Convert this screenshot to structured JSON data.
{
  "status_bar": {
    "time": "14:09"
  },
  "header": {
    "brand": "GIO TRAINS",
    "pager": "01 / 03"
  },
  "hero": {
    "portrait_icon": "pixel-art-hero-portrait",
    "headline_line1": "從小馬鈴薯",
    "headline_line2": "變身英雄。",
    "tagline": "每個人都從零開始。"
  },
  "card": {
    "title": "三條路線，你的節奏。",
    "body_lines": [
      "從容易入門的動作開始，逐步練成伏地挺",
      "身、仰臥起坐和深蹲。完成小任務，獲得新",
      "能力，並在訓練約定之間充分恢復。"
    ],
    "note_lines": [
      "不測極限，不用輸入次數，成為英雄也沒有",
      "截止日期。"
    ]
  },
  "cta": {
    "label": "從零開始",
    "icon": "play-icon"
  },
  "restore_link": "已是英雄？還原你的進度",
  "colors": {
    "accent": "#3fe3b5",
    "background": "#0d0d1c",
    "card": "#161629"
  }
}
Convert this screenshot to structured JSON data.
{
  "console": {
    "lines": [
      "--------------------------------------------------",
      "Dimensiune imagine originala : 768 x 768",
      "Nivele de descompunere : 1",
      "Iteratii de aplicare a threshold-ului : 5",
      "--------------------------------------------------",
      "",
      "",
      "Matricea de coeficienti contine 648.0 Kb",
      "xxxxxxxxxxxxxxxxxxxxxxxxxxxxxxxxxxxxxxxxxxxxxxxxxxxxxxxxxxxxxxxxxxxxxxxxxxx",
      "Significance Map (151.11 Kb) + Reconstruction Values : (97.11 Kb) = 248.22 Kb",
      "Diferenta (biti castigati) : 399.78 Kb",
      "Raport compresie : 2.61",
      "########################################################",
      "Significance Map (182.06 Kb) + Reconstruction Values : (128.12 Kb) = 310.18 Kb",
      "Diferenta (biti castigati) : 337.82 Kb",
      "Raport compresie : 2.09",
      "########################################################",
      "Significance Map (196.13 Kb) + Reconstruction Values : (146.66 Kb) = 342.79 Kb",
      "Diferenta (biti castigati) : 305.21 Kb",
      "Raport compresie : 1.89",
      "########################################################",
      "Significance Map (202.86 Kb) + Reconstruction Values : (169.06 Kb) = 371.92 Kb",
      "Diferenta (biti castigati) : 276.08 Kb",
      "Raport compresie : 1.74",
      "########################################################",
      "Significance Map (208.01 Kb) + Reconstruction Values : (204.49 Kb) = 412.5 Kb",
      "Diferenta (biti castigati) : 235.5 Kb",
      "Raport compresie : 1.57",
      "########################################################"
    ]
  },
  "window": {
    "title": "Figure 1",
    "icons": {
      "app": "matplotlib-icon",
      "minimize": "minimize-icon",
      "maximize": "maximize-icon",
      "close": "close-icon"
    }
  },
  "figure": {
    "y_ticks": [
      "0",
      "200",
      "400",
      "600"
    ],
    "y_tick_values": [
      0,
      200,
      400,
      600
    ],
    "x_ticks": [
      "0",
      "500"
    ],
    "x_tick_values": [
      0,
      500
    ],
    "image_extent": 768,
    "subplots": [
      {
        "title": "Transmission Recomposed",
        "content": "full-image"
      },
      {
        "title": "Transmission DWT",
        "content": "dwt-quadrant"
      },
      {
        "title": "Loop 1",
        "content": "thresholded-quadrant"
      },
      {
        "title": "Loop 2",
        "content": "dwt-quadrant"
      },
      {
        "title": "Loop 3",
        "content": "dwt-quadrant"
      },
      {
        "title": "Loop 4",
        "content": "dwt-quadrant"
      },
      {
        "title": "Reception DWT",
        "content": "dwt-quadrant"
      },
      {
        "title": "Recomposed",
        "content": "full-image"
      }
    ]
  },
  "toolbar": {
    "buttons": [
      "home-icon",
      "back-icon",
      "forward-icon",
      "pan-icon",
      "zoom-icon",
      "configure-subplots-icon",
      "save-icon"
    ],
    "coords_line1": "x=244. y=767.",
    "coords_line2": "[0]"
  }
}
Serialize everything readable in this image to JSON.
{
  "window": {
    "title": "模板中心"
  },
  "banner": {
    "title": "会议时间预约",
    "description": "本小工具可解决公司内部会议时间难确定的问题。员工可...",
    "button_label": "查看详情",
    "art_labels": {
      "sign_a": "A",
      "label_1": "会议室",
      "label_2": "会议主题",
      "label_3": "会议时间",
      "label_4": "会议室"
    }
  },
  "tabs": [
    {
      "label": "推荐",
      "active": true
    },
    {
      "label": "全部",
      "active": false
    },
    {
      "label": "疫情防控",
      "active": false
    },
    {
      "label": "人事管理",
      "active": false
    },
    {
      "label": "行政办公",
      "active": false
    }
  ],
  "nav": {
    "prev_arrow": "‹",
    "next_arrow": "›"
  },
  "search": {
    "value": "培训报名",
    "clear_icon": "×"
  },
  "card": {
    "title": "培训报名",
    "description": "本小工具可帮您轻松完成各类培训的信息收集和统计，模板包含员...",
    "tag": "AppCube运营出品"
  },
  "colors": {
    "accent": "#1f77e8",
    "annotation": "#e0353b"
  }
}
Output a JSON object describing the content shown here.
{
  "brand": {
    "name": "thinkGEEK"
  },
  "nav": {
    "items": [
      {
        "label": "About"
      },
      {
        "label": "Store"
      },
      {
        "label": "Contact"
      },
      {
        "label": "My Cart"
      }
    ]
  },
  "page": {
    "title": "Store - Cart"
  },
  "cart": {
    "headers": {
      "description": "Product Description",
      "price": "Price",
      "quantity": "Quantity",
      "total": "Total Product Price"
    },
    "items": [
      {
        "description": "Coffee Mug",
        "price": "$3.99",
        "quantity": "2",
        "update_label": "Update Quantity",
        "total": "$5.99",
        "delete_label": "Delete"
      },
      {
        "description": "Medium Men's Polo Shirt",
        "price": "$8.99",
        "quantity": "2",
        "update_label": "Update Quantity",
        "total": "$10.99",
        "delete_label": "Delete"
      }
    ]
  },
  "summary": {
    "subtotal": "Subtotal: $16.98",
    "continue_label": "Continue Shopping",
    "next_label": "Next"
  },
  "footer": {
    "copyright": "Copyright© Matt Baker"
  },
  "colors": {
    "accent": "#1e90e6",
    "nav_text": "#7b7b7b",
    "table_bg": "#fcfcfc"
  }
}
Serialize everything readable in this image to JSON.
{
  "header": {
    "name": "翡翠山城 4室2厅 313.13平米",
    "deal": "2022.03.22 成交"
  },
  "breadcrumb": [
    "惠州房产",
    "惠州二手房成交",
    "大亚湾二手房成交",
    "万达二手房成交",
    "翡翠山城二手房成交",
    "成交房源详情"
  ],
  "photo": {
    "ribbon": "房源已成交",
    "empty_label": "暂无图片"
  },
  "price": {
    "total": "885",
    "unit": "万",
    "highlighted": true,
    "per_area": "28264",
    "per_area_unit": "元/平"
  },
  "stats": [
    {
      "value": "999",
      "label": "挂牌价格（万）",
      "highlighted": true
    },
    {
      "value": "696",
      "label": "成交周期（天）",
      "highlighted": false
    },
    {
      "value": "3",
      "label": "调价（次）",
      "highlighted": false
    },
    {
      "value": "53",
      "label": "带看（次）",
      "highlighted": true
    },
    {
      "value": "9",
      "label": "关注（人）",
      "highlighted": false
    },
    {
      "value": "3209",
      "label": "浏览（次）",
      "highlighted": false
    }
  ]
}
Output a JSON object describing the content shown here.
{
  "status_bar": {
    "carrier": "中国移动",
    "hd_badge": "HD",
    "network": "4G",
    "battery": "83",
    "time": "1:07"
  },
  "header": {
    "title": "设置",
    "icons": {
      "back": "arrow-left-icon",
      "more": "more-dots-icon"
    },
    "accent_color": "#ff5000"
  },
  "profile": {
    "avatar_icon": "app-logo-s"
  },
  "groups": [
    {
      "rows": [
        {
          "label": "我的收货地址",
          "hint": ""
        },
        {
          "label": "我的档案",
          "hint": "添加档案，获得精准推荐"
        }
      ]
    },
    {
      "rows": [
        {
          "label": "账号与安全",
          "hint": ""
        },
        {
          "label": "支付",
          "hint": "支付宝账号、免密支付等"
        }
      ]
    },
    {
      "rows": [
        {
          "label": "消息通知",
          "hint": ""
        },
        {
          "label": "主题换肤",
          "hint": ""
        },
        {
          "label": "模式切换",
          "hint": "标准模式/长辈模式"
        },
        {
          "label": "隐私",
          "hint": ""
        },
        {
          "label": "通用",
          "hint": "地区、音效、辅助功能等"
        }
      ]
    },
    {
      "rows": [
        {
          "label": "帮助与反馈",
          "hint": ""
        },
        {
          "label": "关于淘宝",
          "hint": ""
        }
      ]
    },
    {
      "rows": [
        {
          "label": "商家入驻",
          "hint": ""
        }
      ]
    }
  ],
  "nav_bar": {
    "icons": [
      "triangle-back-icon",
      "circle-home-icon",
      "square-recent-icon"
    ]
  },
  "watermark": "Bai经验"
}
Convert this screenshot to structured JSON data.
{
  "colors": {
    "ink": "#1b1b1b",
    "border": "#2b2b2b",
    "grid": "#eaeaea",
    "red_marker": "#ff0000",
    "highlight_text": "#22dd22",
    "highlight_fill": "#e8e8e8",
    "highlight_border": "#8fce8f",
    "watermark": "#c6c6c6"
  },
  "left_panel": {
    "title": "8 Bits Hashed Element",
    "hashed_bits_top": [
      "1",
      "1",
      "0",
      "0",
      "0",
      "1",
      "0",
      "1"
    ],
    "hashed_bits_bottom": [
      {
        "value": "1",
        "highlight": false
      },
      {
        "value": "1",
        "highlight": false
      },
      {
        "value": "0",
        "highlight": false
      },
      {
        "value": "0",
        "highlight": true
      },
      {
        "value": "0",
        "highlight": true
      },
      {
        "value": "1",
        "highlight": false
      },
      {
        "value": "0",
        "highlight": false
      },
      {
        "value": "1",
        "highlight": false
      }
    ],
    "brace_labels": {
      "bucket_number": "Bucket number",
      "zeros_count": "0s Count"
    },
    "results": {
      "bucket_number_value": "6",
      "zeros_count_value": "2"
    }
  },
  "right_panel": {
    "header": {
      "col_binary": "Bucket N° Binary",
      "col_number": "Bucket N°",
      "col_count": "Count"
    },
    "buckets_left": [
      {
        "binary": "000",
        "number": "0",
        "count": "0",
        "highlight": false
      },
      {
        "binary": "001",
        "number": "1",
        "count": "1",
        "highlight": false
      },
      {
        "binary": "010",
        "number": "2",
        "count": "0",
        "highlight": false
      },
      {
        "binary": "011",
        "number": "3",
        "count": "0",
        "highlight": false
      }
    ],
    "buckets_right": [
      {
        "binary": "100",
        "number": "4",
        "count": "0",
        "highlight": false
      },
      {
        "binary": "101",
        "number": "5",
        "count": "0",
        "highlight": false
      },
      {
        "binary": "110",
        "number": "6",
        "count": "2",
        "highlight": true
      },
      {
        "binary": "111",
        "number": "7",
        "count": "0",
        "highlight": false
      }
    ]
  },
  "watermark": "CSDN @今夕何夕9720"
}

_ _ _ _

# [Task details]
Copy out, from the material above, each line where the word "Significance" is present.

# [Response]
      "Significance Map (151.11 Kb) + Reconstruction Values : (97.11 Kb) = 248.22 Kb",
      "Significance Map (182.06 Kb) + Reconstruction Values : (128.12 Kb) = 310.18 Kb",
      "Significance Map (196.13 Kb) + Reconstruction Values : (146.66 Kb) = 342.79 Kb",
      "Significance Map (202.86 Kb) + Reconstruction Values : (169.06 Kb) = 371.92 Kb",
      "Significance Map (208.01 Kb) + Reconstruction Values : (204.49 Kb) = 412.5 Kb",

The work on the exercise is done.